is a Professor in the School of Planning, Faculty of Environment, University of Waterloo, Canada. She has ben actively involved in the development of the Waterloo Institute for Complexity and Innovation, serving previously as Associate Director and Director, and most recently leading efforts to develop a Canadian Network for Complex Systems. Her research focuses on the development of fine-scale models that link the drivers of land-use change and their socioeconomic and ecological impacts, with completed and ongoing projects on organic agriculture in California’s Central Valley, timber harvest and carbon sequestration in eastern deciduous forests in West Virginia, U.S.A., and the effects of HIV/AIDS on smallholder agricultural households in Uganda. Her most recent work focuses on residential landscapes, examining interactions between land markets, landscaping, and carbon sequestration in ex-urban landscapes, and modelling the co-evolution of urban transit networks and residential neighbourhoods via land and housing markets. Her areas of technical expertise include agent-based modelling, land-use and property market modelling, and environmental and resource economics.
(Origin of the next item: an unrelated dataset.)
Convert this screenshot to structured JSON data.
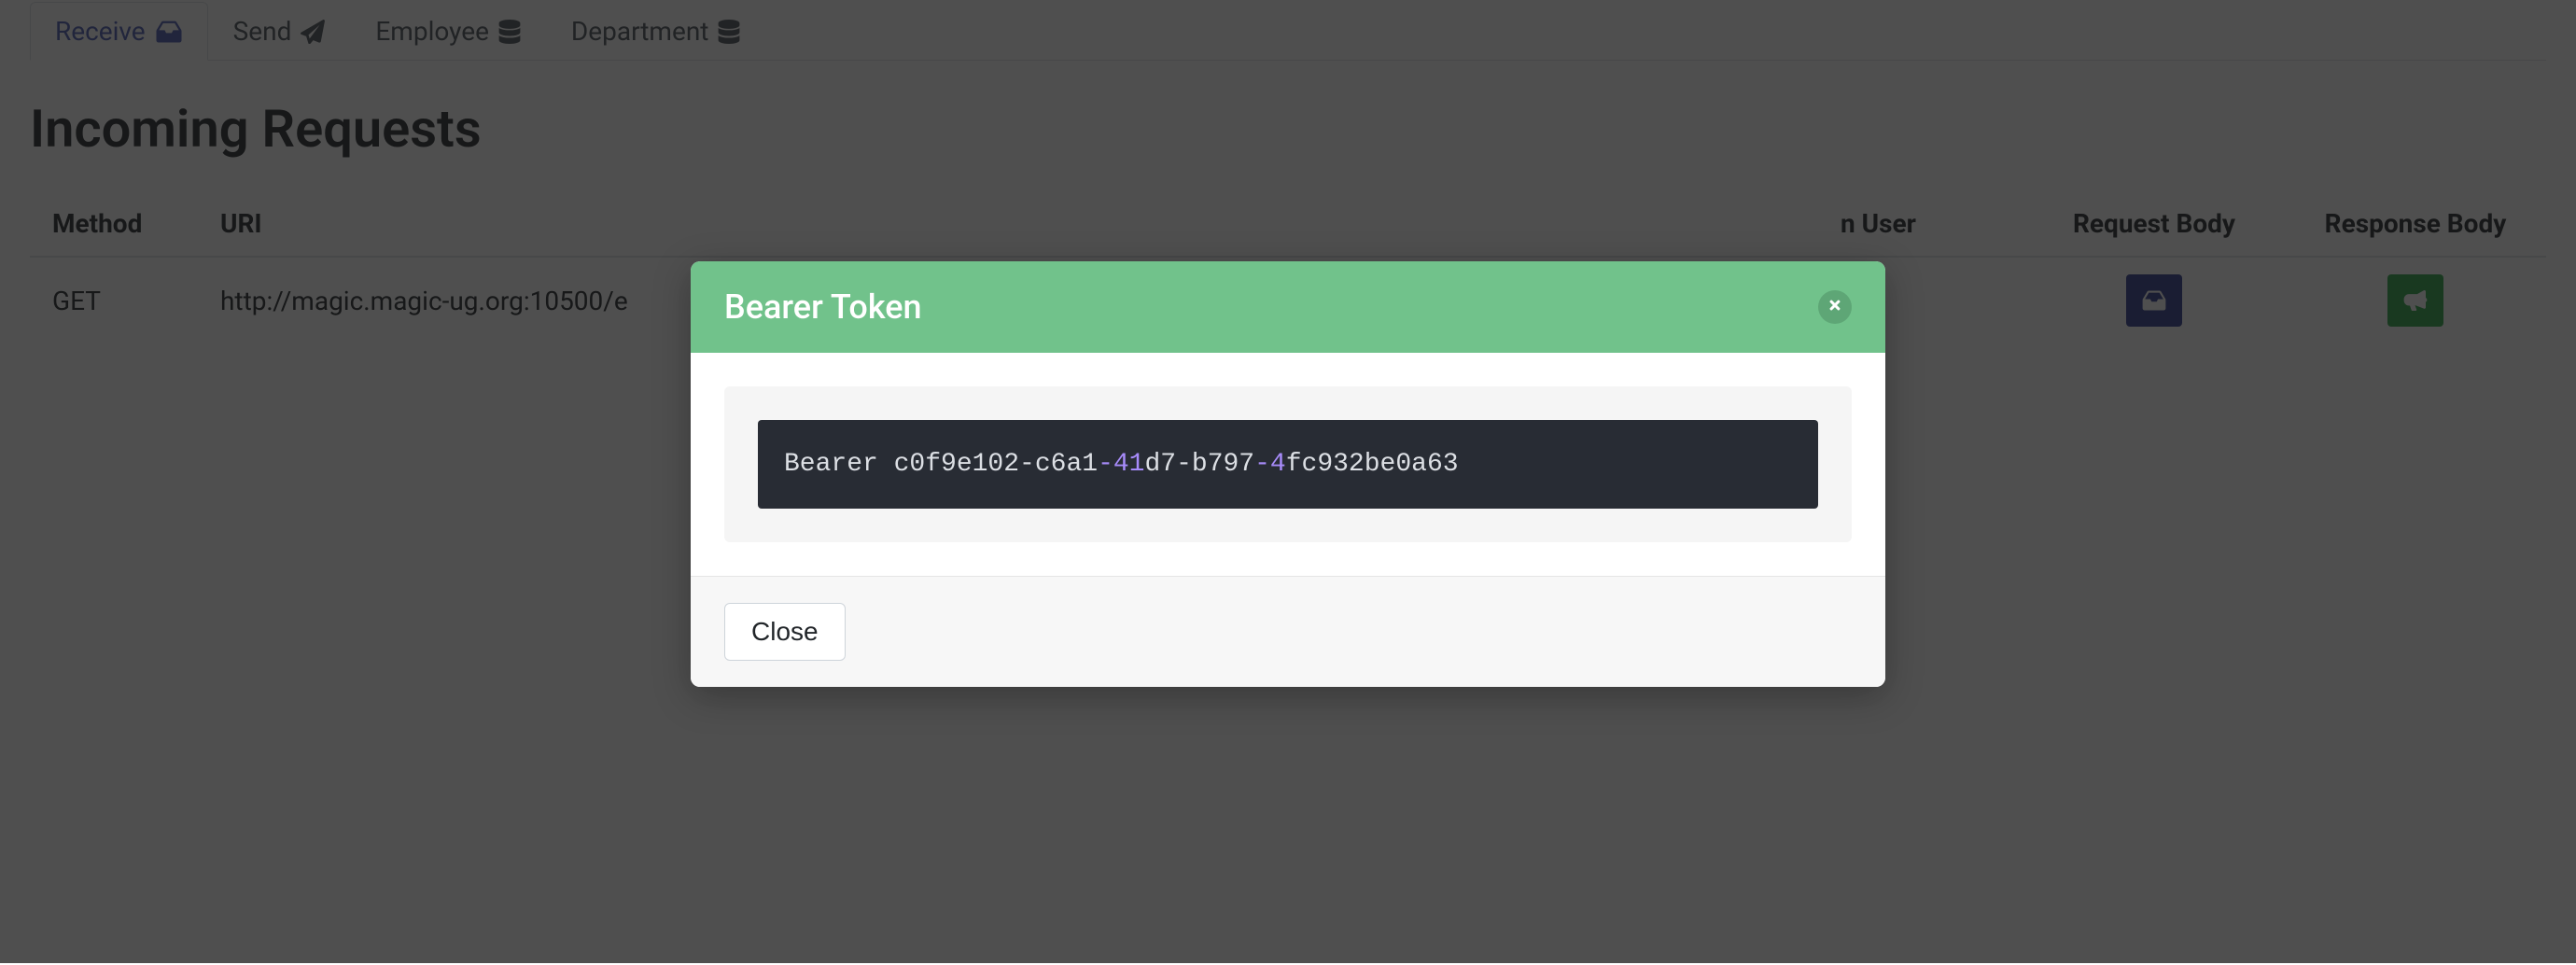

She received her BA in economics from Lewis and Clark College and her PhD in agricultural and resource economics from University of California - Davis. She then completed a post-doctoral fellowship in modelling with Elinor Ostrom at Indiana University. Previously to joining UWaterloo, she was a founding member of the Center for Social Complexity and Department of Computational Social Science at George Mason University, U.S.A., where she served as director for the PhD program in computational social science. She is a fellow of the Global Land Project, serves on the editorial board of Socio-Environmental Systems Modelling and on the advisory board of the Network for Computational Modeling in Social and Ecological Sciences.